The self-titled, Roxy Music made its debut in 1972, peaking at #10 in the UK Albums Chart. Appearing in the thick of prog rock and psychedelia, the collective took their sound down a multitude of paths – their influences being less about space/time, and more a jaunt through a history of 19th- and early 20th-century arts, cherry-picking all the while. They sounded like everyone and no one at all. The opening track “Re-Make/Re-Model” is an amalgamation of postmodernist allusions, spanning from The Beatles’ “Day Tripper” to Wagner’s “Ride of The Valkyries to” Duane Eddy’s version of “Peter Gunn”.  “If There Is Something” plays up the lively rustic twang of Country-tinged Americana. On “2HB”, Ferry famously quotes the smooth Humphrey Bogart’s classic line from Casablanca, “Here’s looking at you, kid.”

Eno called it quits after the following release, For Your Pleasure, but not before the album came in at #4 on the UK Albums chart. Getting more experimental and elaborate, the band was the first album with their longtime producer Chris Thomas. Ferry wrote a notoriously wry poetic ode to a blow-up doll “(In Every Dream Home a Heartache)”—channeling, it seems, Eric Burdon of The Animals. The album even sports a cameo by Dame Judi Dench, who provides a spoken word couplet of “You don’t ask. You don’t ask why” on the title track.

Roxy Music and For Your Pleasure will make their reappearance on April 1, 2022 via Virgin/UMe. They were mastered in half-speed mastering at Abbey Road Studios by Miles Showell.

Order Roxy Music here, and For Your Pleasure here.

Alice Teeple

Alice Teeple is a photographer, multidisciplinary artist, and writer. She is not in Tin Machine.

Recent Posts

Lost in a Dream Again — Philadelphia Shoegaze Project Forest Circles Debuts Video for “Wish”

Lost in a dream again Tell me that you want me, no need to pretend…

12 mins ago

Los Angeles Darkwavers Male Tears Debut Video for Italo-tinged Single “Regret 4 Nothing”

You can’t believe what they say, they’ll treat you like a fool It hurts me…

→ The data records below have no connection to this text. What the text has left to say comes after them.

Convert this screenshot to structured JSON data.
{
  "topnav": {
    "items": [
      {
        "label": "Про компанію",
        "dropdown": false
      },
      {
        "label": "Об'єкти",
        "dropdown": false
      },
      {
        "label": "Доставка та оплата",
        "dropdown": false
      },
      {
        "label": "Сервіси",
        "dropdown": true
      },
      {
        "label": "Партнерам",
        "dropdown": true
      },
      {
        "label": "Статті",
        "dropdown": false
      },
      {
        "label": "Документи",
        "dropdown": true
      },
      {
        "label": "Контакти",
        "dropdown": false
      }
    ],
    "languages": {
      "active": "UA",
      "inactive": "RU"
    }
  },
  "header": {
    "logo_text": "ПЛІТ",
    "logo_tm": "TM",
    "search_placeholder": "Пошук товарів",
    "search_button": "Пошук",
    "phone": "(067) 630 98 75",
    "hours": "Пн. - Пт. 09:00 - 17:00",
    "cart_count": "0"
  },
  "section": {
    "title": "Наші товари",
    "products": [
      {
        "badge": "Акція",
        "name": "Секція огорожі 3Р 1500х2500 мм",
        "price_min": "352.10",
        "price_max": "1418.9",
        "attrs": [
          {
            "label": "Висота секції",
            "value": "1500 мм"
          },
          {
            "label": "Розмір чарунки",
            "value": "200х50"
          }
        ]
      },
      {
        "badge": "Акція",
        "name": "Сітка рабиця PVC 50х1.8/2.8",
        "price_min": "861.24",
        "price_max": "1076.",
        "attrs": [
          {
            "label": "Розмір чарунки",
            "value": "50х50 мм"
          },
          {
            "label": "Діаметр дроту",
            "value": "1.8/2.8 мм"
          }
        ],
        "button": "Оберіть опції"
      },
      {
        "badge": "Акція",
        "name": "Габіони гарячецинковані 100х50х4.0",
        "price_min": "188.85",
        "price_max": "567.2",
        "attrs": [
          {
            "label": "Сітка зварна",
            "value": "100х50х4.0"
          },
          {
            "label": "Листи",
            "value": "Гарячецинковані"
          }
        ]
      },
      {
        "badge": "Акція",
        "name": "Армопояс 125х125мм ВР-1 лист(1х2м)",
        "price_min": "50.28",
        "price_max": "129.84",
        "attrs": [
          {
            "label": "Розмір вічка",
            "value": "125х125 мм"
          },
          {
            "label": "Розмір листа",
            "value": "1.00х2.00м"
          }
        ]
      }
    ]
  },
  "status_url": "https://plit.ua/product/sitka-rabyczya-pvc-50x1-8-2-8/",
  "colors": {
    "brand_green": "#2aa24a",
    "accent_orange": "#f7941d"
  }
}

36 mins ago

Austin Post-Punk Troupe Single Lash Pay Tribute to the Commedia Dell’Arte in Their Video for “Sugar Armadillo”

Did you feel afraid to whisper? It’s such cold comfort but it’s real The weight…

20 hours ago

Canadian Dreampop Ensemble VERTTIGO Debuts Video for “Snow Angels”

When light has gone Snow angels will turn to grey Dark veil of our embrace…

23 hours ago

Philadelphia’s NIGHT SINS Debuts Video for Brooding Gothic Rock Dirge “Silver Blade”

Philadelphia, Pennsylvania, steeped in history and cultural richness, also possesses a distinctly moody and introspective…

1 day ago

Wandering Through Strange Places — Ships in the Night Drift Through an Ethereal Dreamscape in the Video for “The Fire”

Here in the nightmare we’re smoke in the sky, Burning through air, falling through time.…

1 day ago